▸ Exercise
Please write out every line of the listing without alteration, but omit the images.

▸ Provided material

══════

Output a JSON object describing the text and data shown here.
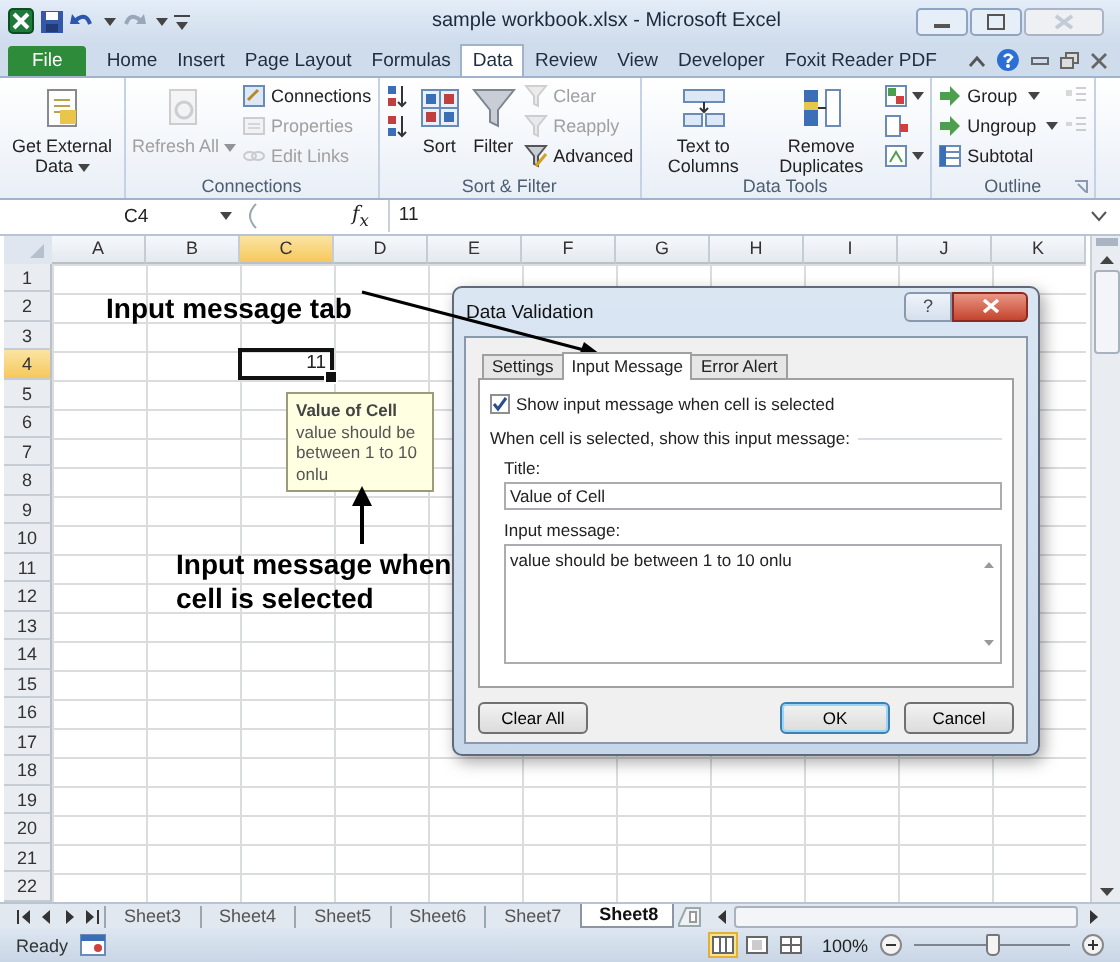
{
  "window": {
    "title": "sample workbook.xlsx - Microsoft Excel"
  },
  "ribbon": {
    "tabs": [
      {
        "label": "File",
        "kind": "file",
        "selected": false
      },
      {
        "label": "Home",
        "kind": "tab",
        "selected": false
      },
      {
        "label": "Insert",
        "kind": "tab",
        "selected": false
      },
      {
        "label": "Page Layout",
        "kind": "tab",
        "selected": false
      },
      {
        "label": "Formulas",
        "kind": "tab",
        "selected": false
      },
      {
        "label": "Data",
        "kind": "tab",
        "selected": true
      },
      {
        "label": "Review",
        "kind": "tab",
        "selected": false
      },
      {
        "label": "View",
        "kind": "tab",
        "selected": false
      },
      {
        "label": "Developer",
        "kind": "tab",
        "selected": false
      },
      {
        "label": "Foxit Reader PDF",
        "kind": "tab",
        "selected": false
      }
    ],
    "groups": [
      {
        "items": [
          {
            "kind": "large",
            "label": "Get External Data",
            "dropdown": true,
            "disabled": false
          }
        ]
      },
      {
        "label": "Connections",
        "items": [
          {
            "kind": "large",
            "label": "Refresh All",
            "dropdown": true,
            "disabled": true
          },
          {
            "kind": "small",
            "label": "Connections",
            "disabled": false
          },
          {
            "kind": "small",
            "label": "Properties",
            "disabled": true
          },
          {
            "kind": "small",
            "label": "Edit Links",
            "disabled": true
          }
        ]
      },
      {
        "label": "Sort & Filter",
        "items": [
          {
            "kind": "icon",
            "disabled": false
          },
          {
            "kind": "icon",
            "disabled": false
          },
          {
            "kind": "large",
            "label": "Sort",
            "disabled": false
          },
          {
            "kind": "large",
            "label": "Filter",
            "disabled": false
          },
          {
            "kind": "small",
            "label": "Clear",
            "disabled": true
          },
          {
            "kind": "small",
            "label": "Reapply",
            "disabled": true
          },
          {
            "kind": "small",
            "label": "Advanced",
            "disabled": false
          }
        ]
      },
      {
        "label": "Data Tools",
        "items": [
          {
            "kind": "large",
            "label": "Text to Columns",
            "disabled": false
          },
          {
            "kind": "large",
            "label": "Remove Duplicates",
            "disabled": false
          },
          {
            "kind": "icon",
            "dropdown": true,
            "disabled": false
          },
          {
            "kind": "icon",
            "disabled": false
          },
          {
            "kind": "icon",
            "dropdown": true,
            "disabled": false
          }
        ]
      },
      {
        "label": "Outline",
        "dialog_launcher": true,
        "items": [
          {
            "kind": "small",
            "label": "Group",
            "dropdown": true,
            "disabled": false
          },
          {
            "kind": "small",
            "label": "Ungroup",
            "dropdown": true,
            "disabled": false
          },
          {
            "kind": "small",
            "label": "Subtotal",
            "disabled": false
          },
          {
            "kind": "icon",
            "disabled": true
          },
          {
            "kind": "icon",
            "disabled": true
          }
        ]
      }
    ]
  },
  "formula_bar": {
    "name_box": "C4",
    "function_label": "f$_{x}$",
    "formula": "11"
  },
  "sheet": {
    "columns": [
      {
        "label": "A",
        "selected": false
      },
      {
        "label": "B",
        "selected": false
      },
      {
        "label": "C",
        "selected": true
      },
      {
        "label": "D",
        "selected": false
      },
      {
        "label": "E",
        "selected": false
      },
      {
        "label": "F",
        "selected": false
      },
      {
        "label": "G",
        "selected": false
      },
      {
        "label": "H",
        "selected": false
      },
      {
        "label": "I",
        "selected": false
      },
      {
        "label": "J",
        "selected": false
      },
      {
        "label": "K",
        "selected": false
      }
    ],
    "rows": [
      {
        "label": "1",
        "selected": false
      },
      {
        "label": "2",
        "selected": false
      },
      {
        "label": "3",
        "selected": false
      },
      {
        "label": "4",
        "selected": true,
        "cells": [
          null,
          null,
          {
            "value": "11",
            "selected": true
          }
        ]
      },
      {
        "label": "5",
        "selected": false
      },
      {
        "label": "6",
        "selected": false
      },
      {
        "label": "7",
        "selected": false
      },
      {
        "label": "8",
        "selected": false
      },
      {
        "label": "9",
        "selected": false
      },
      {
        "label": "10",
        "selected": false
      },
      {
        "label": "11",
        "selected": false
      },
      {
        "label": "12",
        "selected": false
      },
      {
        "label": "13",
        "selected": false
      },
      {
        "label": "14",
        "selected": false
      },
      {
        "label": "15",
        "selected": false
      },
      {
        "label": "16",
        "selected": false
      },
      {
        "label": "17",
        "selected": false
      },
      {
        "label": "18",
        "selected": false
      },
      {
        "label": "19",
        "selected": false
      },
      {
        "label": "20",
        "selected": false
      },
      {
        "label": "21",
        "selected": false
      },
      {
        "label": "22",
        "selected": false
      }
    ]
  },
  "input_tooltip": {
    "title": "Value of Cell",
    "message": "value should be between 1 to 10 onlu"
  },
  "annotations": [
    {
      "text": "Input message tab"
    },
    {
      "text": "Input message when cell is selected"
    }
  ],
  "dialog": {
    "title": "Data Validation",
    "help_button": "?",
    "tabs": [
      {
        "label": "Settings",
        "selected": false
      },
      {
        "label": "Input Message",
        "selected": true
      },
      {
        "label": "Error Alert",
        "selected": false
      }
    ],
    "show_message": {
      "label": "Show input message when cell is selected",
      "checked": true
    },
    "section_label": "When cell is selected, show this input message:",
    "title_label": "Title:",
    "title_value": "Value of Cell",
    "message_label": "Input message:",
    "message_value": "value should be between 1 to 10 onlu",
    "buttons": [
      {
        "label": "Clear All",
        "default": false
      },
      {
        "label": "OK",
        "default": true
      },
      {
        "label": "Cancel",
        "default": false
      }
    ]
  },
  "sheet_tabs": [
    {
      "label": "Sheet3",
      "selected": false
    },
    {
      "label": "Sheet4",
      "selected": false
    },
    {
      "label": "Sheet5",
      "selected": false
    },
    {
      "label": "Sheet6",
      "selected": false
    },
    {
      "label": "Sheet7",
      "selected": false
    },
    {
      "label": "Sheet8",
      "selected": true
    }
  ],
  "status_bar": {
    "text": "Ready",
    "views": [
      {
        "kind": "normal",
        "selected": true
      },
      {
        "kind": "page-layout",
        "selected": false
      },
      {
        "kind": "page-break",
        "selected": false
      }
    ],
    "zoom": "100%",
    "zoom_slider": {
      "level": 0.5
    }
  }
}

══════

▸ Solution to the problem
Output a JSON object describing the text and data shown here.
{
  "window": {
    "title": "sample workbook.xlsx - Microsoft Excel"
  },
  "ribbon": {
    "tabs": [
      {
        "label": "File",
        "kind": "file",
        "selected": false
      },
      {
        "label": "Home",
        "kind": "tab",
        "selected": false
      },
      {
        "label": "Insert",
        "kind": "tab",
        "selected": false
      },
      {
        "label": "Page Layout",
        "kind": "tab",
        "selected": false
      },
      {
        "label": "Formulas",
        "kind": "tab",
        "selected": false
      },
      {
        "label": "Data",
        "kind": "tab",
        "selected": true
      },
      {
        "label": "Review",
        "kind": "tab",
        "selected": false
      },
      {
        "label": "View",
        "kind": "tab",
        "selected": false
      },
      {
        "label": "Developer",
        "kind": "tab",
        "selected": false
      },
      {
        "label": "Foxit Reader PDF",
        "kind": "tab",
        "selected": false
      }
    ],
    "groups": [
      {
        "items": [
          {
            "kind": "large",
            "label": "Get External Data",
            "dropdown": true,
            "disabled": false
          }
        ]
      },
      {
        "label": "Connections",
        "items": [
          {
            "kind": "large",
            "label": "Refresh All",
            "dropdown": true,
            "disabled": true
          },
          {
            "kind": "small",
            "label": "Connections",
            "disabled": false
          },
          {
            "kind": "small",
            "label": "Properties",
            "disabled": true
          },
          {
            "kind": "small",
            "label": "Edit Links",
            "disabled": true
          }
        ]
      },
      {
        "label": "Sort & Filter",
        "items": [
          {
            "kind": "icon",
            "disabled": false
          },
          {
            "kind": "icon",
            "disabled": false
          },
          {
            "kind": "large",
            "label": "Sort",
            "disabled": false
          },
          {
            "kind": "large",
            "label": "Filter",
            "disabled": false
          },
          {
            "kind": "small",
            "label": "Clear",
            "disabled": true
          },
          {
            "kind": "small",
            "label": "Reapply",
            "disabled": true
          },
          {
            "kind": "small",
            "label": "Advanced",
            "disabled": false
          }
        ]
      },
      {
        "label": "Data Tools",
        "items": [
          {
            "kind": "large",
            "label": "Text to Columns",
            "disabled": false
          },
          {
            "kind": "large",
            "label": "Remove Duplicates",
            "disabled": false
          },
          {
            "kind": "icon",
            "dropdown": true,
            "disabled": false
          },
          {
            "kind": "icon",
            "disabled": false
          },
          {
            "kind": "icon",
            "dropdown": true,
            "disabled": false
          }
        ]
      },
      {
        "label": "Outline",
        "dialog_launcher": true,
        "items": [
          {
            "kind": "small",
            "label": "Group",
            "dropdown": true,
            "disabled": false
          },
          {
            "kind": "small",
            "label": "Ungroup",
            "dropdown": true,
            "disabled": false
          },
          {
            "kind": "small",
            "label": "Subtotal",
            "disabled": false
          },
          {
            "kind": "icon",
            "disabled": true
          },
          {
            "kind": "icon",
            "disabled": true
          }
        ]
      }
    ]
  },
  "formula_bar": {
    "name_box": "C4",
    "function_label": "f$_{x}$",
    "formula": "11"
  },
  "sheet": {
    "columns": [
      {
        "label": "A",
        "selected": false
      },
      {
        "label": "B",
        "selected": false
      },
      {
        "label": "C",
        "selected": true
      },
      {
        "label": "D",
        "selected": false
      },
      {
        "label": "E",
        "selected": false
      },
      {
        "label": "F",
        "selected": false
      },
      {
        "label": "G",
        "selected": false
      },
      {
        "label": "H",
        "selected": false
      },
      {
        "label": "I",
        "selected": false
      },
      {
        "label": "J",
        "selected": false
      },
      {
        "label": "K",
        "selected": false
      }
    ],
    "rows": [
      {
        "label": "1",
        "selected": false
      },
      {
        "label": "2",
        "selected": false
      },
      {
        "label": "3",
        "selected": false
      },
      {
        "label": "4",
        "selected": true,
        "cells": [
          null,
          null,
          {
            "value": "11",
            "selected": true
          }
        ]
      },
      {
        "label": "5",
        "selected": false
      },
      {
        "label": "6",
        "selected": false
      },
      {
        "label": "7",
        "selected": false
      },
      {
        "label": "8",
        "selected": false
      },
      {
        "label": "9",
        "selected": false
      },
      {
        "label": "10",
        "selected": false
      },
      {
        "label": "11",
        "selected": false
      },
      {
        "label": "12",
        "selected": false
      },
      {
        "label": "13",
        "selected": false
      },
      {
        "label": "14",
        "selected": false
      },
      {
        "label": "15",
        "selected": false
      },
      {
        "label": "16",
        "selected": false
      },
      {
        "label": "17",
        "selected": false
      },
      {
        "label": "18",
        "selected": false
      },
      {
        "label": "19",
        "selected": false
      },
      {
        "label": "20",
        "selected": false
      },
      {
        "label": "21",
        "selected": false
      },
      {
        "label": "22",
        "selected": false
      }
    ]
  },
  "input_tooltip": {
    "title": "Value of Cell",
    "message": "value should be between 1 to 10 onlu"
  },
  "annotations": [
    {
      "text": "Input message tab"
    },
    {
      "text": "Input message when cell is selected"
    }
  ],
  "dialog": {
    "title": "Data Validation",
    "help_button": "?",
    "tabs": [
      {
        "label": "Settings",
        "selected": false
      },
      {
        "label": "Input Message",
        "selected": true
      },
      {
        "label": "Error Alert",
        "selected": false
      }
    ],
    "show_message": {
      "label": "Show input message when cell is selected",
      "checked": true
    },
    "section_label": "When cell is selected, show this input message:",
    "title_label": "Title:",
    "title_value": "Value of Cell",
    "message_label": "Input message:",
    "message_value": "value should be between 1 to 10 onlu",
    "buttons": [
      {
        "label": "Clear All",
        "default": false
      },
      {
        "label": "OK",
        "default": true
      },
      {
        "label": "Cancel",
        "default": false
      }
    ]
  },
  "sheet_tabs": [
    {
      "label": "Sheet3",
      "selected": false
    },
    {
      "label": "Sheet4",
      "selected": false
    },
    {
      "label": "Sheet5",
      "selected": false
    },
    {
      "label": "Sheet6",
      "selected": false
    },
    {
      "label": "Sheet7",
      "selected": false
    },
    {
      "label": "Sheet8",
      "selected": true
    }
  ],
  "status_bar": {
    "text": "Ready",
    "views": [
      {
        "kind": "normal",
        "selected": true
      },
      {
        "kind": "page-layout",
        "selected": false
      },
      {
        "kind": "page-break",
        "selected": false
      }
    ],
    "zoom": "100%",
    "zoom_slider": {
      "level": 0.5
    }
  }
}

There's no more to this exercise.